I met my fellow wine appreciators—about 14 in all, an intimate group—in the school’s lounge area, where we were told that the class would be taught in the wine lab. Now, I am a woman of words; science has never been my strong suit. But a wine lab? This was a scientific discipline I could get behind—even excel at! Bring on the experiments!

The lab did not disappoint. Though test tubes, flasks, and safety goggles were still in evidence (and as chill inducing as ever), so, too, were rows upon rows of wine glasses, casks, vineyard soil samples, and corks. And wine! Lots and lots of wine. This was a happy place. In fact, unlike my Year 12 Physics lab, from which I often ran screaming, I was sooo comfortable in the wine lab that I had to be kicked out by the cleaning people 15 minutes after the class had officially concluded.

Taught by French-born Aussie wine lecturer Jean-Claude Ferrier, the first night of class took us through a more in-depth approach to sensory evaluation (flavours, taste, mouthfeel, the influence of the vineyard), the winemaking process, Australian wines and wine regions, varietal characteristics, and finally, a sampling of 10 white wines (again, primarily Australian). (On a side note, though my palate is indeed becoming more discerning with practice, I must admit that I’m baffled by such aroma descriptors as gooseberry and mulberry. I don’t even know what they would smell like on their own, let alone as part of the complexity of a wine.)

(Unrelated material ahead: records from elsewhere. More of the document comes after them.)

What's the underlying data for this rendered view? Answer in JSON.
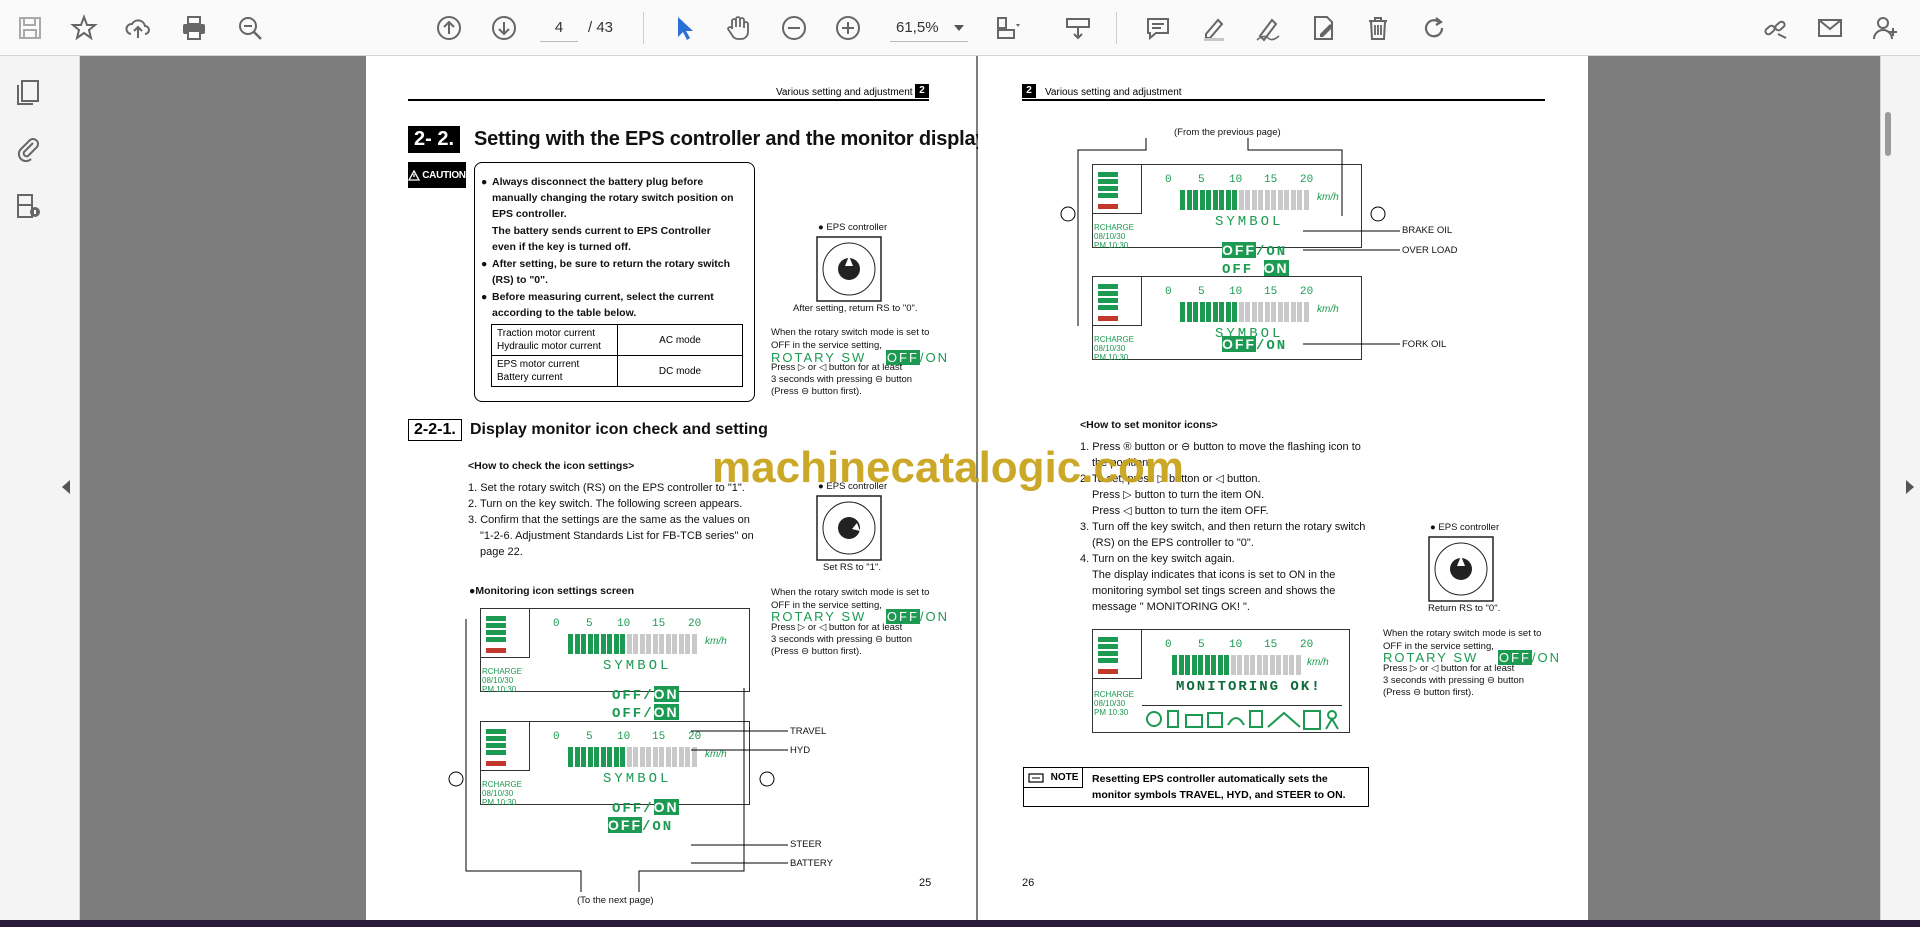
{
  "toolbar": {
    "page_current": "4",
    "page_total": "/ 43",
    "zoom": "61,5%"
  },
  "left_page": {
    "header": "Various setting and adjustment",
    "chapter": "2",
    "section_number": "2- 2.",
    "section_title": "Setting with the EPS controller and the monitor display",
    "caution_label": "CAUTION",
    "caution_items": [
      "Always disconnect the battery plug before manually changing the rotary switch position on EPS controller.",
      "The battery sends current to EPS Controller even if the key is turned off.",
      "After setting, be sure to return the rotary switch (RS) to \"0\".",
      "Before measuring current, select the current according to the table below."
    ],
    "table": [
      {
        "items": "Traction motor current\nHydraulic motor current",
        "mode": "AC mode"
      },
      {
        "items": "EPS motor current\nBattery current",
        "mode": "DC mode"
      }
    ],
    "eps_label": "EPS controller",
    "after_setting": "After setting, return RS to \"0\".",
    "rotary_note": "When the rotary switch mode is set to OFF in the service setting,",
    "rotary_display": "ROTARY SW",
    "rotary_off": "OFF",
    "rotary_on": "/ON",
    "press_note_1": "Press ▷ or ◁ button for at least",
    "press_note_2": "3 seconds with pressing ⊖ button",
    "press_note_3": "(Press ⊖ button first).",
    "subsection_number": "2-2-1.",
    "subsection_title": "Display monitor icon check and setting",
    "howto_title": "<How to check the icon settings>",
    "steps": [
      "1. Set the rotary switch (RS) on the EPS controller to \"1\".",
      "2. Turn on the key switch. The following screen appears.",
      "3. Confirm that the settings are the same as the values on \"1-2-6. Adjustment Standards List for FB-TCB series\" on page 22."
    ],
    "set_rs": "Set RS to \"1\".",
    "monitor_screen": "Monitoring icon settings screen",
    "labels": [
      "TRAVEL",
      "HYD",
      "STEER",
      "BATTERY"
    ],
    "to_next": "(To the next page)",
    "page_number": "25"
  },
  "right_page": {
    "header": "Various setting and adjustment",
    "chapter": "2",
    "from_prev": "(From the previous page)",
    "labels": [
      "BRAKE OIL",
      "OVER LOAD",
      "FORK OIL"
    ],
    "howto_title": "<How to set monitor icons>",
    "steps": [
      "1. Press ® button or ⊖ button to move the flashing icon to the position.",
      "2. To set, press ▷ button or ◁ button.",
      "Press ▷ button to turn the item ON.",
      "Press ◁ button to turn the item OFF.",
      "3. Turn off the key switch, and then return the rotary switch (RS) on the EPS controller to \"0\".",
      "4. Turn on the key switch again.",
      "The display indicates that icons is set to ON in the monitoring symbol set tings screen and shows the message \" MONITORING OK! \"."
    ],
    "eps_label": "EPS controller",
    "return_rs": "Return RS to \"0\".",
    "monitoring_ok": "MONITORING  OK!",
    "note_label": "NOTE",
    "note_text": "Resetting EPS controller automatically sets the monitor symbols TRAVEL, HYD, and STEER to ON.",
    "page_number": "26"
  },
  "lcd": {
    "speed_scale": [
      "0",
      "5",
      "10",
      "15",
      "20"
    ],
    "unit": "km/h",
    "symbol": "SYMBOL",
    "recharge": "RCHARGE",
    "date": "08/10/30",
    "time": "PM 10:30",
    "off_on": "OFF/ON",
    "off": "OFF",
    "on": "ON"
  },
  "watermark": "machinecatalogic.com",
  "colors": {
    "lcd_green": "#1c9a52",
    "watermark": "#c9a41c"
  }
}
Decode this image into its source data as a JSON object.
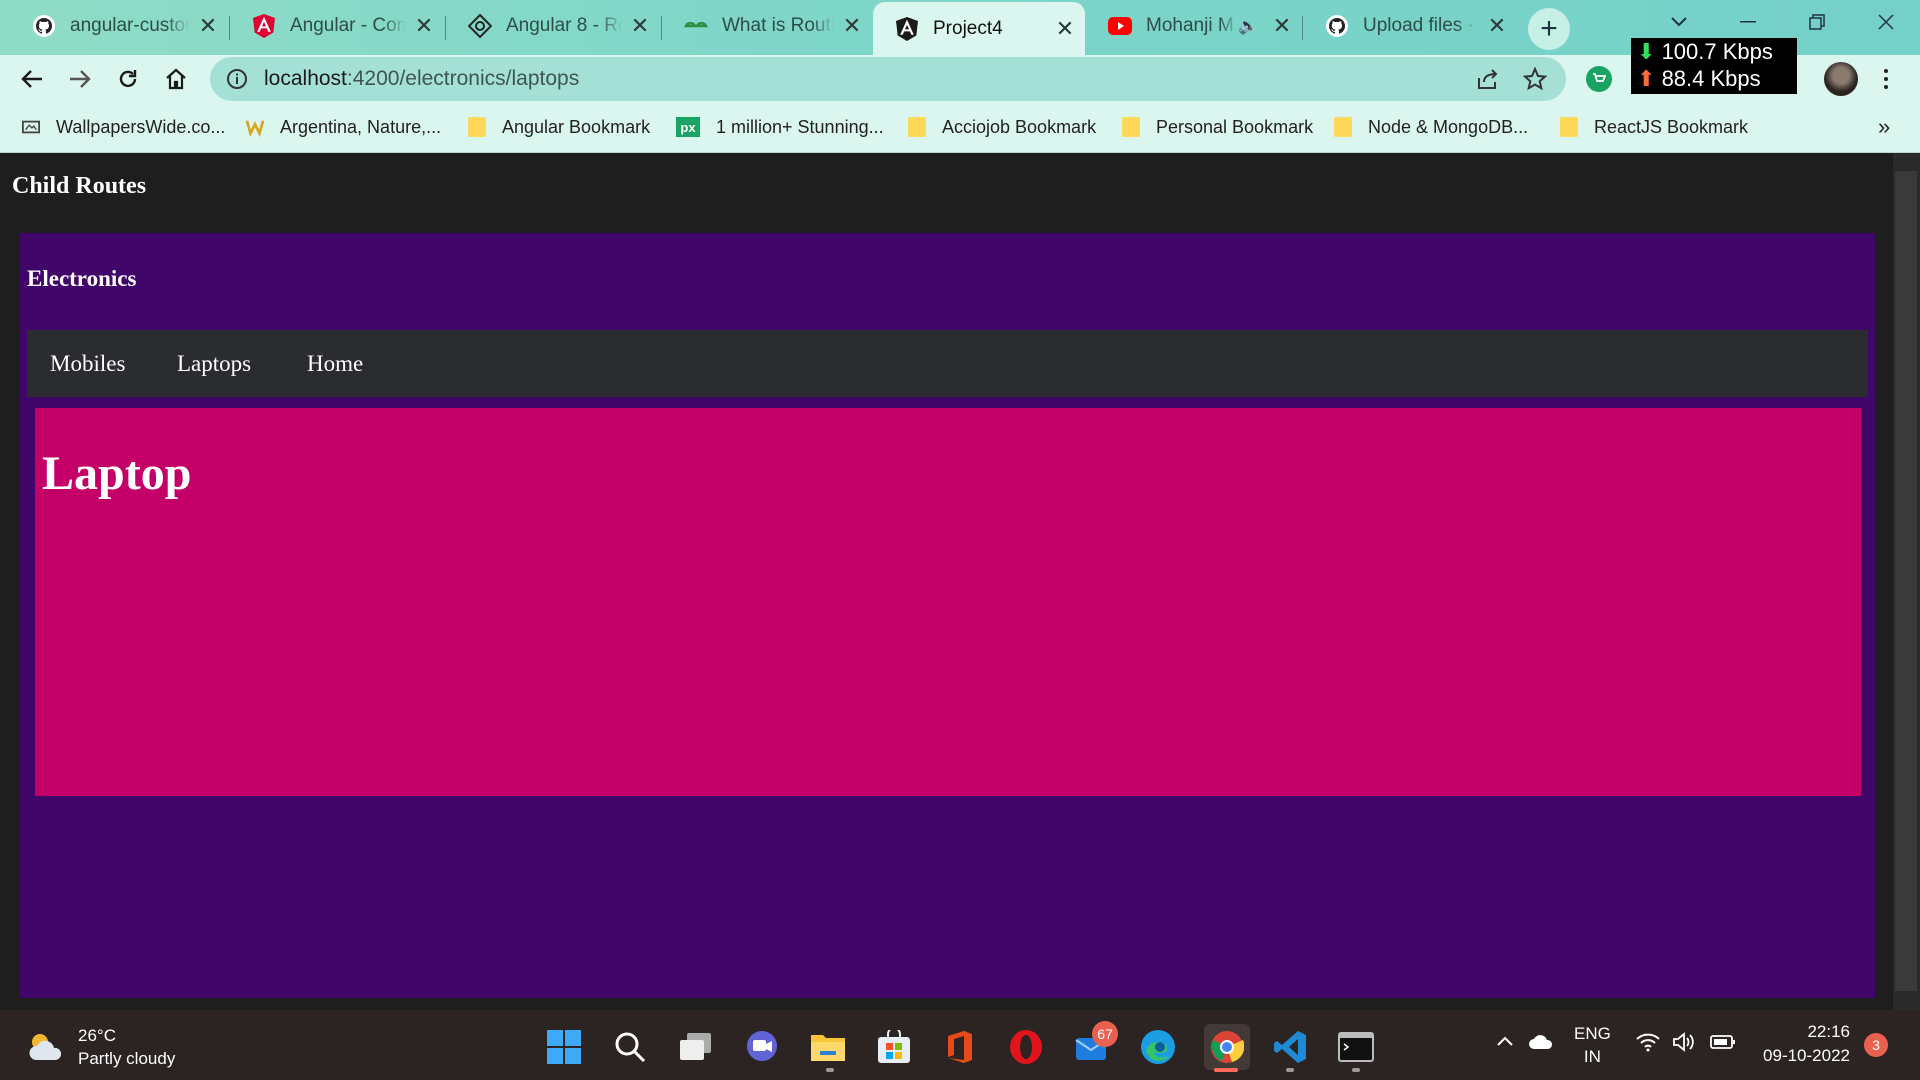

The following week, we tackled the reds, as well as wine faults, climatic effects, the impact of oak and barrels, wine maturation, decanting, and cellaring.

I would recommend the class to anyone who wants to learn more about evaluating a nice drop or who wants to take their casual appreciation of wine to the next level.

Now, armed with my TAFE statement in Wine Appreciation and my pre-existing love of the fermented grape, I’m off to do homework in the wine bars of Sydney. Next stop: Tapavino on Bulletin Place to match some Spanish wines with some of the spot’s lovely tapas. Gotta love higher education!

I’m Hungry. Are you?

It was hunger that brought me to Australia 3½ years ago from Boston: hunger for love, certainly (my husband is an Aussie), but also hunger for travel, adventure, cultural enrichment, and one of life’s true great pleasures—food. Not to mention an accompanying thirst for knowledge—and good wine! I have been fortunate in that both my personal life and my professional lives have afforded me the opportunity to travel, but I still count myself a relative newbie to this country. There’s still so little I know, and so much I want to learn, and see, and taste, but I also hope the newbie in me can bring a fresh, unique perspective to an already crowded food-and-travel blogosphere.

Thus, I have launched The Hungry Expat. I am The Hungry Expat, and I’m hungry for more.

Here, you’ll find write-ups on restaurants, culinary events, fellow foodies, food-and-wine pairings, local drops, travel hotspots, movies (very excited about the upcoming Haute Cuisine), books, and more. My hope is that there will be bits and bites for everyone, whether you’re a casual eater-outer, a more astute diner, a local winemaker, a tourist, or just someone who happened upon my humble page.

And sometimes I’ll share my musings—culinary and otherwise—on what it’s like to be an American transplant in Australia. I hope you’ll find it entertaining, thought-provoking, and appetising. And I hope you’ll be part of the conversation. Thank you for visiting The Hungry Expat. Please come again. And feel free to leave a tip (in the form of a comment).